Everyone in my life had shared the same religion. When all of your family, your friends, your neighbors, even the pet dog all have the same views, it makes for a pretty tough run when you sit them down and explain why you are no longer attending church. Even my best friend who had known me for more than half of my life decided I had turned sour and it was time our friendship expired. It was as if I had caught some highly contagious disease. I couldn’t believe that these were the same people who taught me to be open-minded and to accept everyone.

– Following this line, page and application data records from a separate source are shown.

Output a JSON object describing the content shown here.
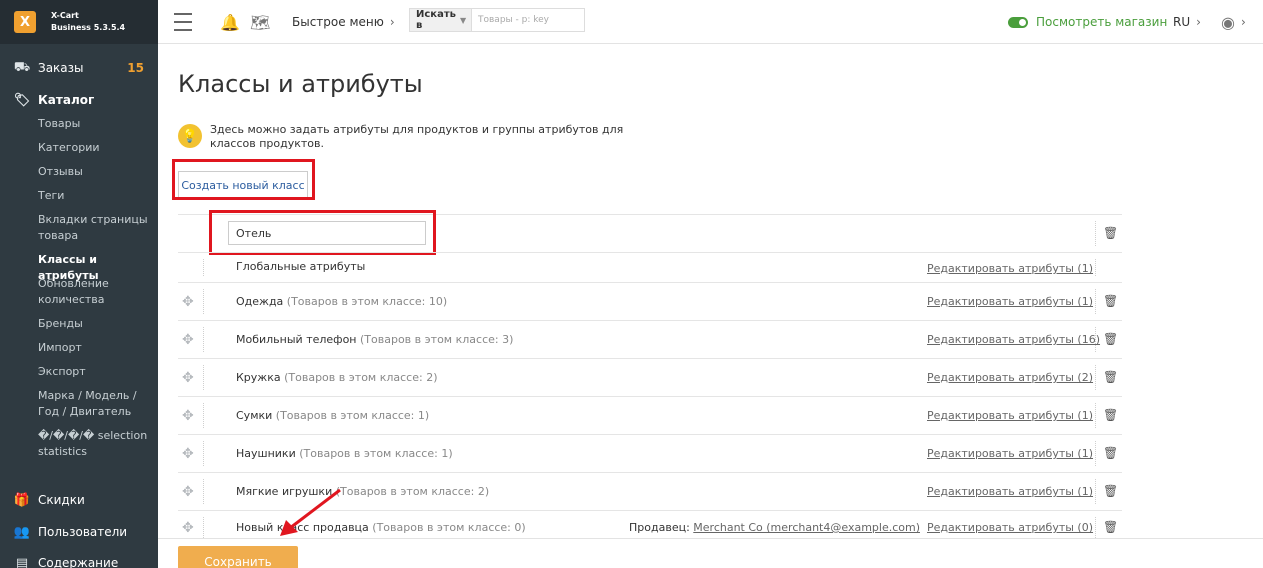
{
  "brand": {
    "line1": "X-Cart",
    "line2": "Business 5.3.5.4",
    "logo": "X"
  },
  "sidebar": {
    "orders": {
      "label": "Заказы",
      "badge": "15"
    },
    "catalog": {
      "label": "Каталог"
    },
    "items": [
      "Товары",
      "Категории",
      "Отзывы",
      "Теги",
      "Вкладки страницы товара",
      "Классы и атрибуты",
      "Обновление количества",
      "Бренды",
      "Импорт",
      "Экспорт",
      "Марка / Модель / Год / Двигатель",
      "�/�/�/� selection statistics"
    ],
    "discounts": "Скидки",
    "users": "Пользователи",
    "content": "Содержание"
  },
  "topbar": {
    "quick_menu": "Быстрое меню",
    "search_in": "Искать в",
    "search_placeholder": "Товары - p: key",
    "view_store": "Посмотреть магазин",
    "lang": "RU"
  },
  "main": {
    "title": "Классы и атрибуты",
    "hint": "Здесь можно задать атрибуты для продуктов и группы атрибутов для классов продуктов.",
    "create_button": "Создать новый класс",
    "new_class_value": "Отель",
    "global": {
      "name": "Глобальные атрибуты",
      "edit": "Редактировать атрибуты (1)"
    },
    "rows": [
      {
        "name": "Одежда",
        "count": "(Товаров в этом классе: 10)",
        "edit": "Редактировать атрибуты (1)"
      },
      {
        "name": "Мобильный телефон",
        "count": "(Товаров в этом классе: 3)",
        "edit": "Редактировать атрибуты (16)"
      },
      {
        "name": "Кружка",
        "count": "(Товаров в этом классе: 2)",
        "edit": "Редактировать атрибуты (2)"
      },
      {
        "name": "Сумки",
        "count": "(Товаров в этом классе: 1)",
        "edit": "Редактировать атрибуты (1)"
      },
      {
        "name": "Наушники",
        "count": "(Товаров в этом классе: 1)",
        "edit": "Редактировать атрибуты (1)"
      },
      {
        "name": "Мягкие игрушки",
        "count": "(Товаров в этом классе: 2)",
        "edit": "Редактировать атрибуты (1)"
      },
      {
        "name": "Новый класс продавца",
        "count": "(Товаров в этом классе: 0)",
        "edit": "Редактировать атрибуты (0)",
        "seller_label": "Продавец:",
        "seller_link": "Merchant Co (merchant4@example.com)"
      }
    ],
    "save_button": "Сохранить"
  },
  "colors": {
    "accent": "#f0ad4e",
    "sidebar": "#2f3a41",
    "highlight": "#e0161f",
    "store": "#4a9e3c"
  }
}
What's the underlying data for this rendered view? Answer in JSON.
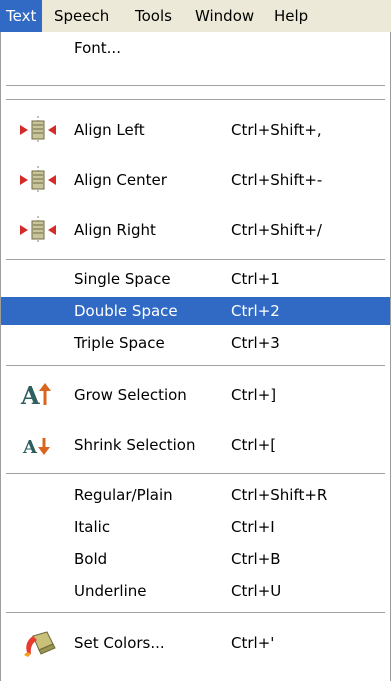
{
  "menubar": {
    "items": [
      {
        "label": "Text"
      },
      {
        "label": "Speech"
      },
      {
        "label": "Tools"
      },
      {
        "label": "Window"
      },
      {
        "label": "Help"
      }
    ]
  },
  "menu": {
    "font": "Font...",
    "align_left": {
      "label": "Align Left",
      "shortcut": "Ctrl+Shift+,"
    },
    "align_center": {
      "label": "Align Center",
      "shortcut": "Ctrl+Shift+-"
    },
    "align_right": {
      "label": "Align Right",
      "shortcut": "Ctrl+Shift+/"
    },
    "single_space": {
      "label": "Single Space",
      "shortcut": "Ctrl+1"
    },
    "double_space": {
      "label": "Double Space",
      "shortcut": "Ctrl+2"
    },
    "triple_space": {
      "label": "Triple Space",
      "shortcut": "Ctrl+3"
    },
    "grow_selection": {
      "label": "Grow Selection",
      "shortcut": "Ctrl+]"
    },
    "shrink_selection": {
      "label": "Shrink Selection",
      "shortcut": "Ctrl+["
    },
    "regular_plain": {
      "label": "Regular/Plain",
      "shortcut": "Ctrl+Shift+R"
    },
    "italic": {
      "label": "Italic",
      "shortcut": "Ctrl+I"
    },
    "bold": {
      "label": "Bold",
      "shortcut": "Ctrl+B"
    },
    "underline": {
      "label": "Underline",
      "shortcut": "Ctrl+U"
    },
    "set_colors": {
      "label": "Set Colors...",
      "shortcut": "Ctrl+'"
    }
  },
  "colors": {
    "selection": "#316ac5",
    "menubar_bg": "#ece9d8",
    "grow_arrow": "#d9651e",
    "shrink_arrow": "#d9651e"
  }
}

I remember when I was about fourteen, I had one friend that was willing to hear me out and actually listen to my newfound perspective. We were sleeping over at his house and it was about two in the morning. I was about halfway through explaining my views when all of a sudden his dad marched into the room, giving me the glare of a lifetime. He then went on to bear his testimony at me as if he were performing an exorcism. If I didn’t know any better I would have thought I’d sprouted a set of horns. It goes without saying that that was the last time I was invited over to that friend’s house.

As life has gone on, I’ve had to build new friendships, and while I’ve been able to bridge the gaps back to most of my family, many of them still talk to me as if I’ve lost half my brain.

I used to believe that I knew exactly why I was on this earth, what my life’s purpose was, and where I was going when I died. I used to believe that anyone who believed differently than me was simply wrong and quite possibly stupid.

Today, I believe I’m a better person without having to know the truth as to why I’m on this earth. Rather than focusing on all sorts of technicalities, rules, and rituals I can now focus on actually being a better person. I’m not about to tell anyone else that his or her religion is wrong, because honestly, I don’t have the slightest clue as to what is true. But I do know I’d rather spend my life focusing on the here and now, doing good, rather than worrying about what came before and what is coming after. I figure if I’ve been a good person, then I really don’t have to worry about what comes next. If I die and god sends me off to hell for not following the extra rules and rituals of that needle in a haystack religion, then I can honestly say I don’t want much to do with that type of a god anyway. I believe that I have done more good for people by simply forgetting about religion and by just focusing on doing good.

Nathan Allen